Step 2: Let’s work in our integration tag. The expression 4y becomes 4 x 1, which we know is 4. So we have 4 – 3 in the parentheses, which is 1.

### Order Of Operations Examples: Exponents (video)

Step 3: Now we are left with multiplication, addition and multiplication in that order. If the parentheses stop around a single number (1 in this example), it has no meaning unless it is next to another number, as we saw in 3(2). As mentioned above, this requires reproduction.

Let’s first do the left-to-right multiplication to conform to the PEMDAS rules.

Multiplication and division are done as they appear from left to right. For example, in the following expression, 6 x 2 ÷ 3 x 4, we will do multiplication, then division, and multiplication.

PEMDAS is an important acronym used to help students remember the rules of order of operations. This avoids different answers for the same mathematical equation.

## Pemdas Rule, Concept, Examples And Questions

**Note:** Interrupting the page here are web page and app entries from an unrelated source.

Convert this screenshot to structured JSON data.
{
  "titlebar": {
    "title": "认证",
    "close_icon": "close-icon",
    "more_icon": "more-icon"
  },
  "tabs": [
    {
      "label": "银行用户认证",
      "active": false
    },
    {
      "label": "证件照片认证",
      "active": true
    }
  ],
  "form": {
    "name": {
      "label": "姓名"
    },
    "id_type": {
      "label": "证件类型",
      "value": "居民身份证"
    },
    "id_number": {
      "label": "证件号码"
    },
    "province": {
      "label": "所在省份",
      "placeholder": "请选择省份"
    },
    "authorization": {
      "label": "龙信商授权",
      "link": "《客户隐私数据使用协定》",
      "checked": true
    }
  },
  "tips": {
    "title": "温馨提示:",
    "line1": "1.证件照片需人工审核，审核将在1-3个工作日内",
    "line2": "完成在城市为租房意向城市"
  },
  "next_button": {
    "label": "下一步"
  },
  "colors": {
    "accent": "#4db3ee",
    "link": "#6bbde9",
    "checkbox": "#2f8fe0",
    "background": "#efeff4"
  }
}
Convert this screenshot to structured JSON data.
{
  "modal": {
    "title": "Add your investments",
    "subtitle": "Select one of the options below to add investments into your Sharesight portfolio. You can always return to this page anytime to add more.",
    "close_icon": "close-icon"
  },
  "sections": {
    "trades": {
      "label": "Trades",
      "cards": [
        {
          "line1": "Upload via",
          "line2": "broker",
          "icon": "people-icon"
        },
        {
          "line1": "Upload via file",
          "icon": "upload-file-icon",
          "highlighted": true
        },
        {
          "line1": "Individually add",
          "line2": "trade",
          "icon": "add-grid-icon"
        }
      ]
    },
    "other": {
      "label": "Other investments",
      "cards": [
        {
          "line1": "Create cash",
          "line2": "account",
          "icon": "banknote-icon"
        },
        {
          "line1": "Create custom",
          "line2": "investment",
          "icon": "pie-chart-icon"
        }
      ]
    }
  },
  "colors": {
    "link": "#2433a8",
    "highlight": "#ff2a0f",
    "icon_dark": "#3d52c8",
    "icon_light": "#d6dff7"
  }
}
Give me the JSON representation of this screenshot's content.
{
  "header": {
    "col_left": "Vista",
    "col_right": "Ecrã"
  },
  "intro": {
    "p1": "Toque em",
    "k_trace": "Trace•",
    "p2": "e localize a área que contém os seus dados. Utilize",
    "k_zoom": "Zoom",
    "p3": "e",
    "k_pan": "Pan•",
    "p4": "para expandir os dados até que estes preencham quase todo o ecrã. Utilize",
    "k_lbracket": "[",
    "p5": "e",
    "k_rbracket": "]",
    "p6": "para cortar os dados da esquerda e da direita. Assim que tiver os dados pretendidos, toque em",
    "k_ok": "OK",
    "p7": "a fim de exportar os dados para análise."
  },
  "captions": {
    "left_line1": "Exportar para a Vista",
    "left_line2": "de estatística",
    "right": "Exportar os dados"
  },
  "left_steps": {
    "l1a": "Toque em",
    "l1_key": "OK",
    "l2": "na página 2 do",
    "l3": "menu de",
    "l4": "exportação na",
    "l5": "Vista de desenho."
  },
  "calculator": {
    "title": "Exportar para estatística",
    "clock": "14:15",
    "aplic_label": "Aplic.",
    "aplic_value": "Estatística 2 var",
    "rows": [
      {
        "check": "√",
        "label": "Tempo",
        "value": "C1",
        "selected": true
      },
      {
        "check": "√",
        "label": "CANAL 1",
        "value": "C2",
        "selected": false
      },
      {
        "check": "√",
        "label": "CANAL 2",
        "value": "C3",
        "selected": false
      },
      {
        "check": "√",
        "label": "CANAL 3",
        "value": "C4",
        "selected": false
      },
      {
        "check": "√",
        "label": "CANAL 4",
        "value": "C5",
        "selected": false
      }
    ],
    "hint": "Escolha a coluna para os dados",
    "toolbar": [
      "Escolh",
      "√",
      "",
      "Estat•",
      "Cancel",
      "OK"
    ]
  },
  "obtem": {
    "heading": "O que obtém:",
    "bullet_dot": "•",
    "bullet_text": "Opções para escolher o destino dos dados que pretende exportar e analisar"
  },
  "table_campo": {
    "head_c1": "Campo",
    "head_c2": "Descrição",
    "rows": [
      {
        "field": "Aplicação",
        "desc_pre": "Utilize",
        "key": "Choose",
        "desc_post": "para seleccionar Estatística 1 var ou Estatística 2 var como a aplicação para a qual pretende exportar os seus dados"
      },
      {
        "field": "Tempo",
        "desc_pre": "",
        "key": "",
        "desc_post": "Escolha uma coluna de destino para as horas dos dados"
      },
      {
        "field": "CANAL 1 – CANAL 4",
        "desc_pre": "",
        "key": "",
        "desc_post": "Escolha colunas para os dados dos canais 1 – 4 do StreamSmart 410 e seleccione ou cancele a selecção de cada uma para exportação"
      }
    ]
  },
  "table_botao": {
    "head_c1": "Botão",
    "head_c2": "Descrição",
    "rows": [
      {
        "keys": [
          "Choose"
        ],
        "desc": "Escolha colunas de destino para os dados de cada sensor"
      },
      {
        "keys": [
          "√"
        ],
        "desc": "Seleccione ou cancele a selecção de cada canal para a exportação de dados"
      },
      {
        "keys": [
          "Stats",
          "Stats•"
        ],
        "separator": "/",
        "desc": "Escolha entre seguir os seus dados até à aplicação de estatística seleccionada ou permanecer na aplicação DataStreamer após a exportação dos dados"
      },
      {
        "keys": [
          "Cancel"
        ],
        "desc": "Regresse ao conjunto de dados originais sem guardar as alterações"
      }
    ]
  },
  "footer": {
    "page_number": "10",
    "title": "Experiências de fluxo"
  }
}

Both BODMAS and PEMDAS are correct and are used in different parts of the world. BODMAS is common in the UK, while PEMDAS is used in the US. BODMAS stands for parentheses, order, division, multiplication, addition and subtraction.

GEMS stands for Grouping, Exponent, Multiplication or Division, Subtraction or Addition. Grouping refers to all grouping symbols: parentheses, square brackets, braces, etc. GEMS is a new acronym introduced to replace PEMDAS. These can be used interchangeably.

Use the essentials and